Web page and app entries:
+ + + + +

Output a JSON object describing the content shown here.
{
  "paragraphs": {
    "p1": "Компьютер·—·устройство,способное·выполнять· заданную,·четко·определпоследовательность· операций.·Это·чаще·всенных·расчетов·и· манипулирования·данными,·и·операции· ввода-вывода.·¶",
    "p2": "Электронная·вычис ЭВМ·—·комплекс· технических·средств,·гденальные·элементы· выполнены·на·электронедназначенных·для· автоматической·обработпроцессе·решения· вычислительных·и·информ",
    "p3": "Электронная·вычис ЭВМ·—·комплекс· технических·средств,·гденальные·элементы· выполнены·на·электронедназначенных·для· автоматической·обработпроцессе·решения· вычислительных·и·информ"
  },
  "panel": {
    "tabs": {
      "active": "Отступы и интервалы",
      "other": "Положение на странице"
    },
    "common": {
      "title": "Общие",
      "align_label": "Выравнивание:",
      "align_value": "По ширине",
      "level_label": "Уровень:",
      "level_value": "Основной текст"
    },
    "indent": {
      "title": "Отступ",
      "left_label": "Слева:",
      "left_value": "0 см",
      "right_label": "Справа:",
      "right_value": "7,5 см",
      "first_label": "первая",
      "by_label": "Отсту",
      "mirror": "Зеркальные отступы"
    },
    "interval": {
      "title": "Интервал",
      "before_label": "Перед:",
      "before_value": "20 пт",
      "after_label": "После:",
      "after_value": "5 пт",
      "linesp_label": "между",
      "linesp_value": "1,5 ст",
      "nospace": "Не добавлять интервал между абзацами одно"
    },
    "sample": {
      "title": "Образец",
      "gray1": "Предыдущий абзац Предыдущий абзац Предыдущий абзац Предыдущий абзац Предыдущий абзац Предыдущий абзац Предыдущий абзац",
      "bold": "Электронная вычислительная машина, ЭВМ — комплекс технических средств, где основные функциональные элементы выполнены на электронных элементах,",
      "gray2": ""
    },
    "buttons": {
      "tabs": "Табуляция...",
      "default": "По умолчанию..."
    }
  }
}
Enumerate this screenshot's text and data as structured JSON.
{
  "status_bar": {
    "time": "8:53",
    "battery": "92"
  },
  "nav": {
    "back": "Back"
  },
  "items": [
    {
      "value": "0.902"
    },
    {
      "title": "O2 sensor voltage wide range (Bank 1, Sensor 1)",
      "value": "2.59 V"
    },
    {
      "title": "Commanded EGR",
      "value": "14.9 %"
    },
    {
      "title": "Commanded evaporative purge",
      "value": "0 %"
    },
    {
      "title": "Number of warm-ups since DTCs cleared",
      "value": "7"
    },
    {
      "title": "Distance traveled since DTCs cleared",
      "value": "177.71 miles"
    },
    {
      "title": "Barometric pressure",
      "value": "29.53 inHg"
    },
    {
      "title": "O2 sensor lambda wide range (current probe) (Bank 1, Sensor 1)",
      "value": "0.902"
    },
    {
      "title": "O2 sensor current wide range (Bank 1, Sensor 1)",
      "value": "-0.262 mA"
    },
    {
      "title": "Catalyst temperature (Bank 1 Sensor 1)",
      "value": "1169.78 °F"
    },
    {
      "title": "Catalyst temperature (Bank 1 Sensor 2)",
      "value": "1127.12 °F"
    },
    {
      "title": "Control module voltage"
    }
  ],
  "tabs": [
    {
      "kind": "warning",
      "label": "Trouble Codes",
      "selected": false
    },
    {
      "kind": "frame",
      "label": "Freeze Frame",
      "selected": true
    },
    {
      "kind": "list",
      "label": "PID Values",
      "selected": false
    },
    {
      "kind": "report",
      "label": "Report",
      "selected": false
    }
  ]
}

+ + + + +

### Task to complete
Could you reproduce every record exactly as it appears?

### Exercise result
Output a JSON object describing the content shown here.
{
  "paragraphs": {
    "p1": "Компьютер·—·устройство,способное·выполнять· заданную,·четко·определпоследовательность· операций.·Это·чаще·всенных·расчетов·и· манипулирования·данными,·и·операции· ввода-вывода.·¶",
    "p2": "Электронная·вычис ЭВМ·—·комплекс· технических·средств,·гденальные·элементы· выполнены·на·электронедназначенных·для· автоматической·обработпроцессе·решения· вычислительных·и·информ",
    "p3": "Электронная·вычис ЭВМ·—·комплекс· технических·средств,·гденальные·элементы· выполнены·на·электронедназначенных·для· автоматической·обработпроцессе·решения· вычислительных·и·информ"
  },
  "panel": {
    "tabs": {
      "active": "Отступы и интервалы",
      "other": "Положение на странице"
    },
    "common": {
      "title": "Общие",
      "align_label": "Выравнивание:",
      "align_value": "По ширине",
      "level_label": "Уровень:",
      "level_value": "Основной текст"
    },
    "indent": {
      "title": "Отступ",
      "left_label": "Слева:",
      "left_value": "0 см",
      "right_label": "Справа:",
      "right_value": "7,5 см",
      "first_label": "первая",
      "by_label": "Отсту",
      "mirror": "Зеркальные отступы"
    },
    "interval": {
      "title": "Интервал",
      "before_label": "Перед:",
      "before_value": "20 пт",
      "after_label": "После:",
      "after_value": "5 пт",
      "linesp_label": "между",
      "linesp_value": "1,5 ст",
      "nospace": "Не добавлять интервал между абзацами одно"
    },
    "sample": {
      "title": "Образец",
      "gray1": "Предыдущий абзац Предыдущий абзац Предыдущий абзац Предыдущий абзац Предыдущий абзац Предыдущий абзац Предыдущий абзац",
      "bold": "Электронная вычислительная машина, ЭВМ — комплекс технических средств, где основные функциональные элементы выполнены на электронных элементах,",
      "gray2": ""
    },
    "buttons": {
      "tabs": "Табуляция...",
      "default": "По умолчанию..."
    }
  }
}
Enumerate this screenshot's text and data as structured JSON.
{
  "status_bar": {
    "time": "8:53",
    "battery": "92"
  },
  "nav": {
    "back": "Back"
  },
  "items": [
    {
      "value": "0.902"
    },
    {
      "title": "O2 sensor voltage wide range (Bank 1, Sensor 1)",
      "value": "2.59 V"
    },
    {
      "title": "Commanded EGR",
      "value": "14.9 %"
    },
    {
      "title": "Commanded evaporative purge",
      "value": "0 %"
    },
    {
      "title": "Number of warm-ups since DTCs cleared",
      "value": "7"
    },
    {
      "title": "Distance traveled since DTCs cleared",
      "value": "177.71 miles"
    },
    {
      "title": "Barometric pressure",
      "value": "29.53 inHg"
    },
    {
      "title": "O2 sensor lambda wide range (current probe) (Bank 1, Sensor 1)",
      "value": "0.902"
    },
    {
      "title": "O2 sensor current wide range (Bank 1, Sensor 1)",
      "value": "-0.262 mA"
    },
    {
      "title": "Catalyst temperature (Bank 1 Sensor 1)",
      "value": "1169.78 °F"
    },
    {
      "title": "Catalyst temperature (Bank 1 Sensor 2)",
      "value": "1127.12 °F"
    },
    {
      "title": "Control module voltage"
    }
  ],
  "tabs": [
    {
      "kind": "warning",
      "label": "Trouble Codes",
      "selected": false
    },
    {
      "kind": "frame",
      "label": "Freeze Frame",
      "selected": true
    },
    {
      "kind": "list",
      "label": "PID Values",
      "selected": false
    },
    {
      "kind": "report",
      "label": "Report",
      "selected": false
    }
  ]
}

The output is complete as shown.